    27. 27. Role of Nuclear
    28. 28.
    29. 29. Placing Nuke in context <ul><li>12/13 th plan targets all over the place, quite misleading, highly optimistic for 13 th plan. </li></ul><ul><li>2011 – global nuclear capacity fell by 10 GW, while just the wind and solar PV capacity is set to increase by 44 GW and 23 GW respectively, 67 GW in total vs – 10 GW. </li></ul><ul><li>Nuclear with a gestation of 10 years is not a panacea for today’s shortages. </li></ul><ul><li>A true cost comparison with nuclear plants starting construction today with wind and solar prices in 2020 (surely much lower than nuclear in that time frame). </li></ul><ul><li>Very marginal role in Indian power sector today, very unlikely that role would reverse for a variety of reasons. </li></ul><ul><li>Pure economics of RE and EE would beat nuclear today and most certainly when the first new nuclear plants come online. </li></ul>
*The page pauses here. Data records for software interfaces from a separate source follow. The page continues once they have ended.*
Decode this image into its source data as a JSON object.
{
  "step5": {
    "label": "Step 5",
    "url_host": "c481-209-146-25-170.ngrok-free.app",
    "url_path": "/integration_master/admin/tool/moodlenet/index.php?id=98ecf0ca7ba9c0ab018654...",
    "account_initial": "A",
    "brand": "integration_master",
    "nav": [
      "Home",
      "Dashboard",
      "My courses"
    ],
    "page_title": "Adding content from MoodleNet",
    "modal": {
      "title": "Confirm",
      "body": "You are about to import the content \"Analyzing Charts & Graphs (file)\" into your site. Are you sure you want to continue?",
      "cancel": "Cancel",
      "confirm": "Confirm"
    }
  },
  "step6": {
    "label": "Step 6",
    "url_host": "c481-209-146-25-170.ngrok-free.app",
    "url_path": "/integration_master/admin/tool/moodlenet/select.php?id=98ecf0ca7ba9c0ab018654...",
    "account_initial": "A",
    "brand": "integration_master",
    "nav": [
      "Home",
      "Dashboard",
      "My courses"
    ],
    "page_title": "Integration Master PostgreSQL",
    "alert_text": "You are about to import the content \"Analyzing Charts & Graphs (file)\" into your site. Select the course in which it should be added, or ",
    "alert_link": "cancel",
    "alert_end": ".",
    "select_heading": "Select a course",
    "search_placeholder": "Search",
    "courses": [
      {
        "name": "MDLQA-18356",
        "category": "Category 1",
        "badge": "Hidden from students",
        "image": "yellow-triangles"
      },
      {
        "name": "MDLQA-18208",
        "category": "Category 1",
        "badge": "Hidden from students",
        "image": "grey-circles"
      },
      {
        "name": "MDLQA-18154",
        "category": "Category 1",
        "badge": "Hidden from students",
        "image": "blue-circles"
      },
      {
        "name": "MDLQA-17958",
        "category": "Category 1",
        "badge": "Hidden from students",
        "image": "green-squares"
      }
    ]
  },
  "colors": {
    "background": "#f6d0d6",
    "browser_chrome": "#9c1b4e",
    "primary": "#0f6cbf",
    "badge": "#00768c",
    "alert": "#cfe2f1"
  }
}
    30. 30. Concluding remarks
    31. 31. Development, Energy, and Climate <ul><li>Indian Energy use and emissions are low compared to industrialized countries…. BUT </li></ul><ul><li>We need to search for Sustainable development options for India, quickly due to factors like </li></ul><ul><ul><li>Constraints on energy use, arising from (a) limited domestic energy resources, (b) climate constraints, and (c) land, water and social issues related to energy projects </li></ul></ul><ul><ul><li>High cost of renewable energy, </li></ul></ul><ul><ul><li>Very high inequity (large population is energy poor) </li></ul></ul>
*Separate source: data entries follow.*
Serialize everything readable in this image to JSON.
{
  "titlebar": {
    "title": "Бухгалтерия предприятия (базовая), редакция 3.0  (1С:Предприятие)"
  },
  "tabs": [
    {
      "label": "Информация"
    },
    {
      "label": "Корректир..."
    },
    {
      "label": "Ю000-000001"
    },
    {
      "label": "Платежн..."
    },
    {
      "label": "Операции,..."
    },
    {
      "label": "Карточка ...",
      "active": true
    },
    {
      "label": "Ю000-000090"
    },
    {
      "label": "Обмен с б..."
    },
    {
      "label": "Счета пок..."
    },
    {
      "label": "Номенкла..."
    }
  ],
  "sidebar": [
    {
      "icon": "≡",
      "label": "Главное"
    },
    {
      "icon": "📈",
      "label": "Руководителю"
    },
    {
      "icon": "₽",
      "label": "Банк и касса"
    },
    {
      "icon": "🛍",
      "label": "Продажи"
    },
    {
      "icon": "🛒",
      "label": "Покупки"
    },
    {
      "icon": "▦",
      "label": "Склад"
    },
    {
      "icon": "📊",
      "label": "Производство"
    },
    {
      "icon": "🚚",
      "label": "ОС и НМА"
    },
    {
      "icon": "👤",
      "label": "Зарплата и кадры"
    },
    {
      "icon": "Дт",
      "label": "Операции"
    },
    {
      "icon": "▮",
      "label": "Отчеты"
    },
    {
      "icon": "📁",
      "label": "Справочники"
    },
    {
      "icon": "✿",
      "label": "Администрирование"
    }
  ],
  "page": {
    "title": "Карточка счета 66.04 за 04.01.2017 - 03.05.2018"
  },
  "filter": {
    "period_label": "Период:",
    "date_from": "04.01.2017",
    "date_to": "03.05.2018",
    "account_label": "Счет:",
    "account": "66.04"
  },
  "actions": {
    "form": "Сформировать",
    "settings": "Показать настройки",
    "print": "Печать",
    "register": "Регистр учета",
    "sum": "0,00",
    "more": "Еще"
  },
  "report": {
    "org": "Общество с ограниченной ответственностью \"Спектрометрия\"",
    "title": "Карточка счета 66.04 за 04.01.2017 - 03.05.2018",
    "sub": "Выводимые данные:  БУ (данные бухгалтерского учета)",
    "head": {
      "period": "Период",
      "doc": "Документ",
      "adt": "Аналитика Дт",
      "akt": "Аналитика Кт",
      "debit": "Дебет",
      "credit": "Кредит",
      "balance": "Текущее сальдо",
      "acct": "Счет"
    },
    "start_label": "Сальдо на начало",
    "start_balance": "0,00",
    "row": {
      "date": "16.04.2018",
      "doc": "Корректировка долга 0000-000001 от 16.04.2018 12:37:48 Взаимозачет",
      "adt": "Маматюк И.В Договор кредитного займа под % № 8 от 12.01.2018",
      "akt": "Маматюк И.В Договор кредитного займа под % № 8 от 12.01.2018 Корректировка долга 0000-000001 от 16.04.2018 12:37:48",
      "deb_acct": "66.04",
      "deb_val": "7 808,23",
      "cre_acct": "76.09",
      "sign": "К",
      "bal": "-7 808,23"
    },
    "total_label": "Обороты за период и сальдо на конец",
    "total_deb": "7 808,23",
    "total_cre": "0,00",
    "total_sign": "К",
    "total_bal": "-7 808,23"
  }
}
    32. 32. Reduce Energy Requirement <ul><li>Indian economic growth, wellbeing of people is constrained by energy </li></ul><ul><li>Large potential of Energy Efficiency needs to be actualized </li></ul><ul><ul><li>Link energy tariff to energy consumption norm for Commercial buildings </li></ul></ul><ul><ul><li>Industry: discourage inefficient plants from setting up </li></ul></ul><ul><ul><li>Appliances: Assist manufacturers to introduce Super Efficient Appliances (as poor Indian consumers are very cost sensitive) </li></ul></ul>
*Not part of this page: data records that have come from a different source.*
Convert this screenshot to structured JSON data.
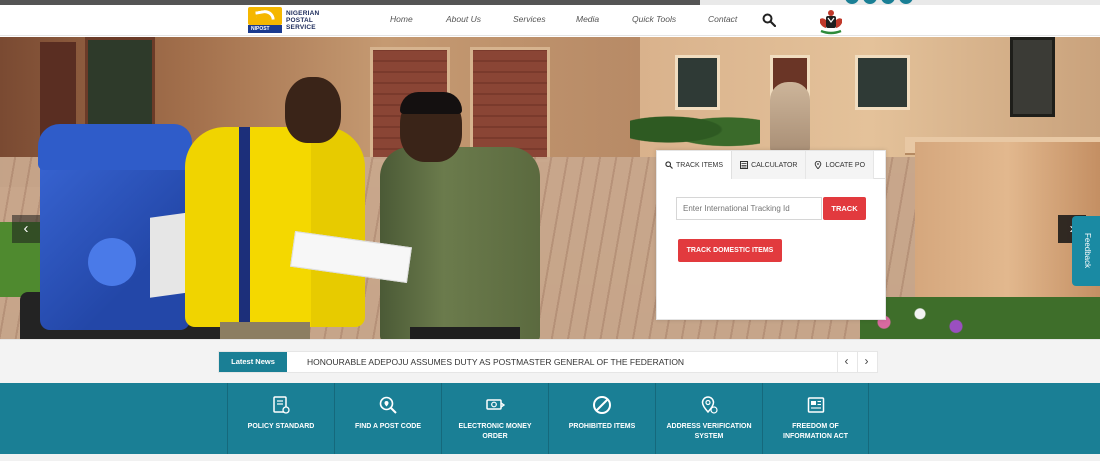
{
  "brand": {
    "logo_mark_text": "NIPOST",
    "name_line1": "NIGERIAN",
    "name_line2": "POSTAL",
    "name_line3": "SERVICE"
  },
  "nav": {
    "items": [
      {
        "label": "Home"
      },
      {
        "label": "About Us"
      },
      {
        "label": "Services"
      },
      {
        "label": "Media"
      },
      {
        "label": "Quick Tools"
      },
      {
        "label": "Contact"
      }
    ],
    "search_icon": "search-icon",
    "coat_of_arms_icon": "coat-of-arms-icon"
  },
  "hero": {
    "prev_arrow": "‹",
    "next_arrow": "›",
    "slides_count": 4,
    "active_slide": 2
  },
  "tracking": {
    "tabs": [
      {
        "label": "TRACK ITEMS",
        "icon": "search-icon",
        "active": true
      },
      {
        "label": "CALCULATOR",
        "icon": "calculator-icon",
        "active": false
      },
      {
        "label": "LOCATE PO",
        "icon": "location-pin-icon",
        "active": false
      }
    ],
    "input_placeholder": "Enter International Tracking Id",
    "input_value": "",
    "track_button": "TRACK",
    "domestic_button": "TRACK DOMESTIC ITEMS"
  },
  "feedback": {
    "label": "Feedback"
  },
  "news": {
    "label": "Latest News",
    "headline": "HONOURABLE ADEPOJU ASSUMES DUTY AS POSTMASTER GENERAL OF THE FEDERATION",
    "prev": "‹",
    "next": "›"
  },
  "services": [
    {
      "label": "POLICY STANDARD",
      "icon": "policy-document-icon"
    },
    {
      "label": "FIND A POST CODE",
      "icon": "location-search-icon"
    },
    {
      "label": "ELECTRONIC MONEY ORDER",
      "icon": "money-icon"
    },
    {
      "label": "PROHIBITED ITEMS",
      "icon": "prohibited-icon"
    },
    {
      "label": "ADDRESS VERIFICATION SYSTEM",
      "icon": "address-verification-icon"
    },
    {
      "label": "FREEDOM OF INFORMATION ACT",
      "icon": "newspaper-icon"
    }
  ],
  "colors": {
    "teal": "#1a7f95",
    "red": "#e23a3e",
    "brand_yellow": "#f5b700",
    "brand_blue": "#1b3b8f"
  }
}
    33. 33. Looking beyond 2020 <ul><li>BAU is simply impractical and unsustainable. [Land, water, fuel, climate, other resources] </li></ul><ul><li>Relook at type of industrialisation - future development paradigm </li></ul><ul><li>Tariff policy to discourage excessive, luxury use of energy. </li></ul><ul><li>More electricity needed, but </li></ul><ul><ul><li>Immediate attention to needs of poor </li></ul></ul><ul><ul><li>Earnest action for Energy Efficiency (more important than gas, nuclear, hydro put together) </li></ul></ul><ul><ul><li>Long term planning for Renewables. </li></ul></ul>
    34. 34. Important linkages, are quite flexible <ul><li>Development – Growth – Energy – Emissions </li></ul><ul><li> A B C </li></ul>Very little discussion about the first link of development (Techno-fix v/s political-economy solution). Pro-people policies may lead to faster reduction in poverty than BAU economic growth. 3E (equity - environment - economy approach)
    35. 35. Conclusions <ul><li>Access to modern energy services is a fundamental prerequisite for poverty reduction and sustainable human development - people without access are constrained to a life of poverty. Source: Practical Action (2010) Poor People’s Energy Outlook 2010. Rugby, UK. </li></ul><ul><li>Our priority should be development ( needs of neediest, increasing self reliance and sustainable in the long run, i.e. in harmony with the environment ) and energy plays a very crucial role, an important tool for development. </li></ul><ul><li>Change of paradigm – </li></ul><ul><ul><li>from macro-growth to development (3E), </li></ul></ul><ul><ul><li>from supply to demand side thinking, </li></ul></ul><ul><ul><li>from fossil fuels to EE and RE in the long run. </li></ul></ul>
    36. 36. THANK YOU Prayas Energy Group ashwini [at] prayaspune [dot] org ashwin [at] prayaspune [dot] org